Libertarians make no exceptions to the golden rule and provide no moral loophole, no double standard, for government.
My take on socialism is this: Socialism only seems to work when you don’t fully implement it, when you keep enough capitalism around to pay socialism’s bills, at least for a time. It’s the difference between milking the cow and killing it. Socialism has no theory of wealth creation; it’s just a destructive, envy-driven fantasy about redistributing it after something else (and somebody else) creates it first.
There is only a certain amount of wealth in the world, this thinking goes. Economics is a matter of acquiring and allocating, not creating. This was the view of the world’s smartest people, all top philosophers and not stupid people, for many thousands of years before the age of the enlightenment. It still is.
Here is a principle to use in all aspects of economics and policy. When you find a good or service that is in huge demand but the supply is so limited to the point that the price goes up and up, look for the regulation that is causing it. This applies regardless of the sector, whether transportation, gas, education, food, beer, or daycare. There is something in the way that is preventing the market from working as it should. If you look carefully enough, you will find the hand of the state making the mess in question.

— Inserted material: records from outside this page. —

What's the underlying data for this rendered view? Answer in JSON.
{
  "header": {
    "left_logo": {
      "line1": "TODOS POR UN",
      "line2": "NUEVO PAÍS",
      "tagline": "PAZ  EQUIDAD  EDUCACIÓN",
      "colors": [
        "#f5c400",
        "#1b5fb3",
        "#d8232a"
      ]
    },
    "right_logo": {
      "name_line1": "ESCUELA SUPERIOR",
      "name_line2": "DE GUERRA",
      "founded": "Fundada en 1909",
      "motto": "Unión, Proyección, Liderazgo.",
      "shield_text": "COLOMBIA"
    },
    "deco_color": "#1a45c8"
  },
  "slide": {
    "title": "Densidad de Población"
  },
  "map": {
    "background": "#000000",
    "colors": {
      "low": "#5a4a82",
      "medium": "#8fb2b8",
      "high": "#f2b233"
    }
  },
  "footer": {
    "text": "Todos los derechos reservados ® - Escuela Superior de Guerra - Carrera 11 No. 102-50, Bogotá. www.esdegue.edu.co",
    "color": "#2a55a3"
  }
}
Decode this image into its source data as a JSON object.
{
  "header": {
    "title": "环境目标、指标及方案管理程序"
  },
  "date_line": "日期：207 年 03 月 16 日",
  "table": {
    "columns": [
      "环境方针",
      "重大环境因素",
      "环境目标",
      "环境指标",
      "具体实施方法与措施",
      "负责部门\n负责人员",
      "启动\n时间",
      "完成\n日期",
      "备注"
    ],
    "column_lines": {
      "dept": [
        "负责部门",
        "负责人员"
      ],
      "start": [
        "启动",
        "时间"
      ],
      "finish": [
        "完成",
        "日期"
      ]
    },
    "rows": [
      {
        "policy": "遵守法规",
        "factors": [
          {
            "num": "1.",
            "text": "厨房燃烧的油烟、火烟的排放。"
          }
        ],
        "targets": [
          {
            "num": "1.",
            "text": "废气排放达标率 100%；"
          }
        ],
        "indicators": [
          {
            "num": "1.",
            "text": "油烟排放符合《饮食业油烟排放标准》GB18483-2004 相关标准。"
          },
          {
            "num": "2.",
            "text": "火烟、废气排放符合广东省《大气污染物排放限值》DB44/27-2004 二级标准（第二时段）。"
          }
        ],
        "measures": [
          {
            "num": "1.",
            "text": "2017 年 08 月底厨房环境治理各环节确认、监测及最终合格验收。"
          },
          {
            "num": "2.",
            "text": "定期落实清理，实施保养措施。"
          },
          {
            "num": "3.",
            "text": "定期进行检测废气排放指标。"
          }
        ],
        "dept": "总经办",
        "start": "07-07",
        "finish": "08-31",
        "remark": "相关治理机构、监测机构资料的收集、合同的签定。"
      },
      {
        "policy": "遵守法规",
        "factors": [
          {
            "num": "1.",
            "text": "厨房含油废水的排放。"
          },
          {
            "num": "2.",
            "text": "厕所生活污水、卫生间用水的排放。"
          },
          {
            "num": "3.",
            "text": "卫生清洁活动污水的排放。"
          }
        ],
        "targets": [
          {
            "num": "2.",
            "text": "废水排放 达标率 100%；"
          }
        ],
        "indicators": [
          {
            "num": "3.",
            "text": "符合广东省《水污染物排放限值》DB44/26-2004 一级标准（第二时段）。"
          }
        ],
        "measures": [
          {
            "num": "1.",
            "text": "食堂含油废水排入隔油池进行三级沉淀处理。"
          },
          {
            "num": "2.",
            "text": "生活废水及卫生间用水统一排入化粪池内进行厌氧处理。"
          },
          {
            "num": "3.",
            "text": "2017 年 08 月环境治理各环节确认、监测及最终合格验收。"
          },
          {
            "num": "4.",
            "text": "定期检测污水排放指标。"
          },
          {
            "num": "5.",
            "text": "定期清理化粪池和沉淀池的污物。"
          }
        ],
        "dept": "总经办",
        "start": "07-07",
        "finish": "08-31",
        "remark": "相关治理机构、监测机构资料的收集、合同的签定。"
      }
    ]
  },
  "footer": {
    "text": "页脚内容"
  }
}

There is no difference between the principles, policies and practical results of socialism-and those of any historical or prehistorical tyranny. Socialism is merely democratic absolute monarchy-that is, a system of absolutism without a fixed head, open to seizure of power by all corners, by any ruthless climber, opportunist, adventurer, demagogue or thug.
A government is a compulsory territorial monopolist of ultimate decision-making (jurisdiction) and, implied in this, a compulsory territorial monopolist of taxation. That is, a government is the ultimate arbiter, for the inhabitants of a given territory, regarding what is just and what is not, and it can determine unilaterally, i.e., without requiring the consent of those seeking justice or arbitration, the price that justice-seekers must pay to the government for providing this service.
He who is unfit to serve his fellow citizens wants to rule them.
There is not the slightest analogy between playing games and the conduct of business within a market society. The card player wins money by outsmarting his antagonist. The businessman makes money by supplying customers with goods they want to acquire.
There are two principles between which there can be no compromise-liberty and coercion.
Even the richest person, provided the riches comes from mutually beneficial exchange, does not need to give anything “back” to the community, because this person took nothing out of the community. Indeed, the reverse is true: Enterprises give to the community. Their owners take huge risks, and front the money for investment, precisely with the goal of serving others. Their riches are signs that they have achieved their aims.